“Our southern neighbours are crazy about it: about 64% of our Zeeland mussels are consumed in Belgium.”
The color of the shell is often purple-blue. In young animals the shells are often still slightly transparent and radiant blue. The older the mussel, the blacker the shell. The inside is often beautifully lined with mother of pearl.
Fertilisation takes place outside the shell, in the sea water. Millions of eggs and sperm cells are injected into the water more or less at the same time. It starts with the larva, which starts a planktonic life. Like regular plankton, it is carried through the sea by the current. After a few weeks, a so-called larval shell is formed, which continues to grow as it flows through the sea. Until this shell is about 2mm big and too heavy for the floating way of life.
A crucial phase begins. The shell sinks to the bottom and has little room to control. You must have the luck of landing on the perfect surface by your side, just like not being eaten by the many predators on the seabed. There is therefore only a small part of the larval shells that survives.
“Whether they come from the piers of IJmuiden, Hoek van Holland or Yrseke in Zeeland: they all continue under the name Zeeland mussel.”
When the mussels are 1 centimeter in size, it is mussel seed. When they reach a size of about four centimeters, they are called half-grown mussels. We don’t eat them until after a year or two, they are about five to seven centimeters.
Sustainable dream delicacy
Mussels are rich in protein and packed with minerals, vitamins, phosphorus, iron and iodine. With a fat content of 2.5% you can eat mussels proverbially until you weigh an ounce. Another dream delicacy that fits everyone’s diet. Read more about the oyster as a healthy guilty pleasure here.
Mussel season and the R in the month
The mussel season officially runs from mid-July to mid-April. Outside of that you can get fine mussels, except that they are frozen or imported. The R in the month is meaningless since we’ve been driving refrigerated transport. Do you want to know exactly how that works? Read more about it in the Fruits de Mer blog.
Do you know the Muffin Man?
Did you know that our mussel man song was originally the English Muffin Man? It is a Dutch translation of the English children’s song “Do you know the muffin man”? View the original here.
Mussel turns a problem into a pearl
Just like with oysters, a pearl sometimes grows in a mussel. Such a small, dark pearl grows from a grain of sand that has ended up in the mussel.
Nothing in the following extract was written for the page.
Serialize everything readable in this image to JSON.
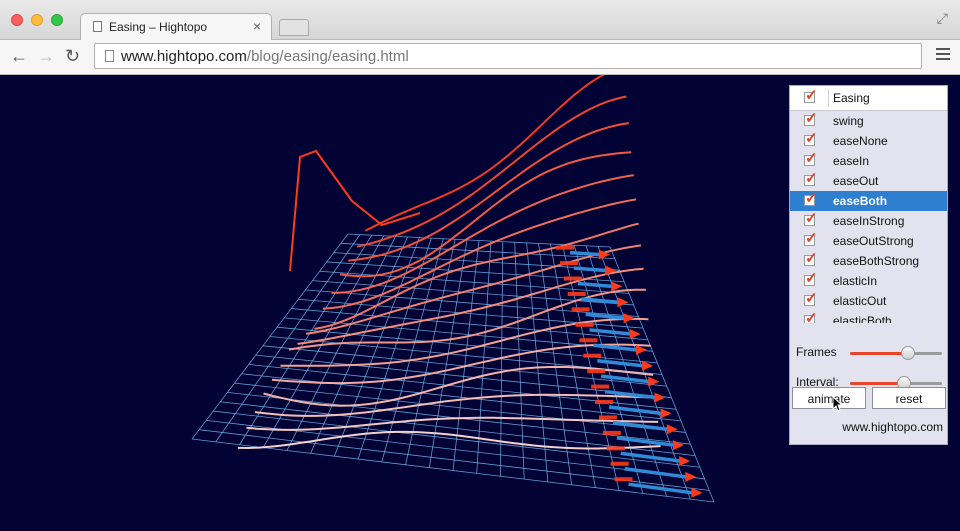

The mussel regards the sand grain as an intruder and fights it with mother-of-pearl.
At Bistrot Neuf Amsterdam you can enjoy delicious Zeeland mussels seven days a week. Fresh from the auction, cooked with love. Delicious with white wine, pernod, fennel and herb butter, served with fries and salad.